(Web page and app entries)
• • • • •

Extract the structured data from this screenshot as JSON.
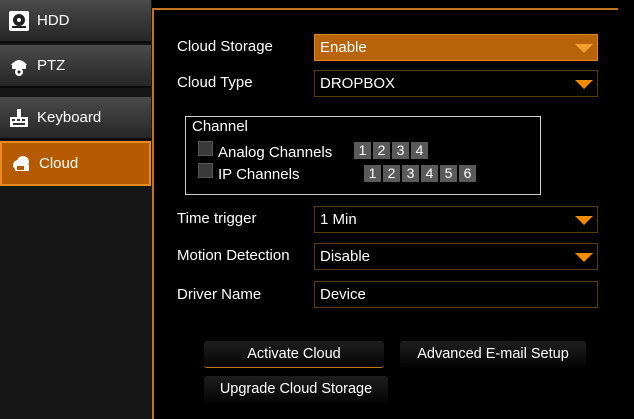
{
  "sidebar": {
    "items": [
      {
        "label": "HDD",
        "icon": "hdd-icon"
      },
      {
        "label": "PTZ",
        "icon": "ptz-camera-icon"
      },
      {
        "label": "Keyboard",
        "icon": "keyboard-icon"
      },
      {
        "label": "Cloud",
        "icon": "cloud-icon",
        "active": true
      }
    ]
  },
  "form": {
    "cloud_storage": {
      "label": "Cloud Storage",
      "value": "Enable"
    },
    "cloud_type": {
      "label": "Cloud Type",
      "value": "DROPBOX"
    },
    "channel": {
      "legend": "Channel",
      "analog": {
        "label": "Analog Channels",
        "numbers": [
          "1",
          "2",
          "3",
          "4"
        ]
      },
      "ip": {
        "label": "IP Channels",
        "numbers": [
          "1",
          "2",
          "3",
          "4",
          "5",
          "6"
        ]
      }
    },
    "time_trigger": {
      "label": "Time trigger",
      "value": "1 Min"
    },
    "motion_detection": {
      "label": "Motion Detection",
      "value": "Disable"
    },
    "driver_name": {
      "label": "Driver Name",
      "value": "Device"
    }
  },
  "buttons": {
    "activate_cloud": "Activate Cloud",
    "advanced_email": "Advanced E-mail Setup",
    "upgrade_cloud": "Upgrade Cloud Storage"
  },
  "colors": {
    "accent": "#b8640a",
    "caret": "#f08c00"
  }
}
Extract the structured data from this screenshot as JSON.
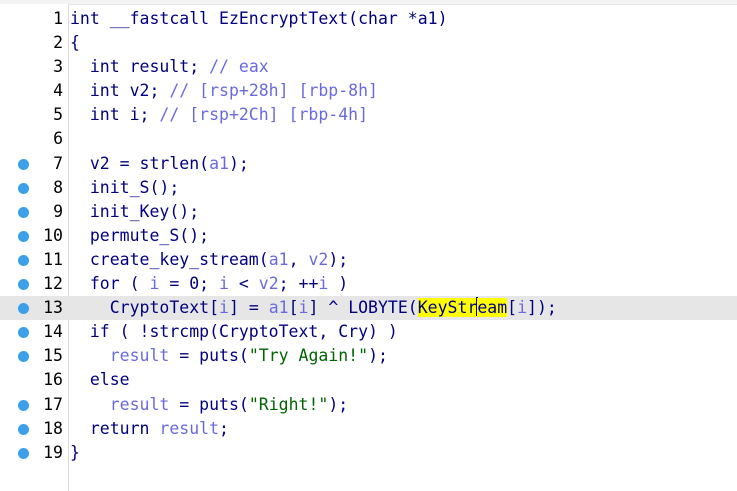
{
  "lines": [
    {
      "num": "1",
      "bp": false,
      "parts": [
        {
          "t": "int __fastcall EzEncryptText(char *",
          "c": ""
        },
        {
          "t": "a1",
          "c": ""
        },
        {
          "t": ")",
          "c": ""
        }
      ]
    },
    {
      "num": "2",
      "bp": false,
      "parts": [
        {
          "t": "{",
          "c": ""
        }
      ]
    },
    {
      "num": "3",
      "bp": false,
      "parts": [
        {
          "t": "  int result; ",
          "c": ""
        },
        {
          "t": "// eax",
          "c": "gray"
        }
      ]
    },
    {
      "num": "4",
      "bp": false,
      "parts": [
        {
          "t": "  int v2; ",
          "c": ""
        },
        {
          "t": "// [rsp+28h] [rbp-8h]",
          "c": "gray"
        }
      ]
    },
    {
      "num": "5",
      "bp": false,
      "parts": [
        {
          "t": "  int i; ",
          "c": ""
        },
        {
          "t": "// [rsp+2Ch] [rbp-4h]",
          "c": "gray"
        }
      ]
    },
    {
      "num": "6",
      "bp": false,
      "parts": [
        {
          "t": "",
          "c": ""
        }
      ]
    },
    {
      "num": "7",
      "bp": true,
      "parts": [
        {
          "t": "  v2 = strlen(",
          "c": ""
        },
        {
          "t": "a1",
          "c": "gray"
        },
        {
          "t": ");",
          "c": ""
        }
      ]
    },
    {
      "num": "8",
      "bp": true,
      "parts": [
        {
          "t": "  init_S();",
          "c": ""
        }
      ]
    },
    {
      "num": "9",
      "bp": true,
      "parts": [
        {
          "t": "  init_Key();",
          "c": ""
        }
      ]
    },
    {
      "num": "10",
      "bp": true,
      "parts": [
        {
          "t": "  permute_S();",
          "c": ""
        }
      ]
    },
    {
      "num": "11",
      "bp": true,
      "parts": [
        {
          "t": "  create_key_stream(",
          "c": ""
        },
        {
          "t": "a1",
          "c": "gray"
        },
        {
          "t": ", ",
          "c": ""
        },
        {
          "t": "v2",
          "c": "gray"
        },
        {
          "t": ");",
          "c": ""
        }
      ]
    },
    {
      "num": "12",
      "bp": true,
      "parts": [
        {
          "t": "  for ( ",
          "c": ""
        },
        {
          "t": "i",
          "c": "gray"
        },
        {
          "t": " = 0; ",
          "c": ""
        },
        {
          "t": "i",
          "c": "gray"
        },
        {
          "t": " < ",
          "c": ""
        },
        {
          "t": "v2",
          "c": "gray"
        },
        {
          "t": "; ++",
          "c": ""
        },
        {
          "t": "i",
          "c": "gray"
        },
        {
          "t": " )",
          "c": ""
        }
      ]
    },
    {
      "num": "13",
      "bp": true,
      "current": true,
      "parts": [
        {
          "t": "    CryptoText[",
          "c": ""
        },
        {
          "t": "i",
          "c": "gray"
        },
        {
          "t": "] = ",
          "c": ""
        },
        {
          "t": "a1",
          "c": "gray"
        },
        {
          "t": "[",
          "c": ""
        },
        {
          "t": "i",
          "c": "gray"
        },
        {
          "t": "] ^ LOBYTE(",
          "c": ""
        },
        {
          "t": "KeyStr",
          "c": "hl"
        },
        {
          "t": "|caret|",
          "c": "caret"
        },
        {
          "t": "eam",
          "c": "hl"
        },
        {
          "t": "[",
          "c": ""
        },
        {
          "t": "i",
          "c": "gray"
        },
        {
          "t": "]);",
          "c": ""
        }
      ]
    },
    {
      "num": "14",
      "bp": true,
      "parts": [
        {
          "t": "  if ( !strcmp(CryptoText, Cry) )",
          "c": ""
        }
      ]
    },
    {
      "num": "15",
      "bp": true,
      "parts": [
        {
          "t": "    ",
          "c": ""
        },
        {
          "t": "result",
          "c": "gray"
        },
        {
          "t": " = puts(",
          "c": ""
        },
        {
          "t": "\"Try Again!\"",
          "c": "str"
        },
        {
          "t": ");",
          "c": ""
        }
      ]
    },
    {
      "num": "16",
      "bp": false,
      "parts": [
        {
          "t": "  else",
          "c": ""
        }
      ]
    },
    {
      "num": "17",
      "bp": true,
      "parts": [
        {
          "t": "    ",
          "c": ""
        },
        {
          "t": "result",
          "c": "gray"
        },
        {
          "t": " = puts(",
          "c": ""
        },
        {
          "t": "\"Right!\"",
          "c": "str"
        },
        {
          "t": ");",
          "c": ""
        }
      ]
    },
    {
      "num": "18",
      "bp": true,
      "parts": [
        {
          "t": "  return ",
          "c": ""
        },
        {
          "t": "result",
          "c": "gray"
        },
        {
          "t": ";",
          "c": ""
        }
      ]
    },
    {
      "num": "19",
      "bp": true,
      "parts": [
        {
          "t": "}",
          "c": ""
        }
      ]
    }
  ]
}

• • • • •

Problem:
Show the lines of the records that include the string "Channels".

Your solution:
        "label": "Analog Channels",
        "label": "IP Channels",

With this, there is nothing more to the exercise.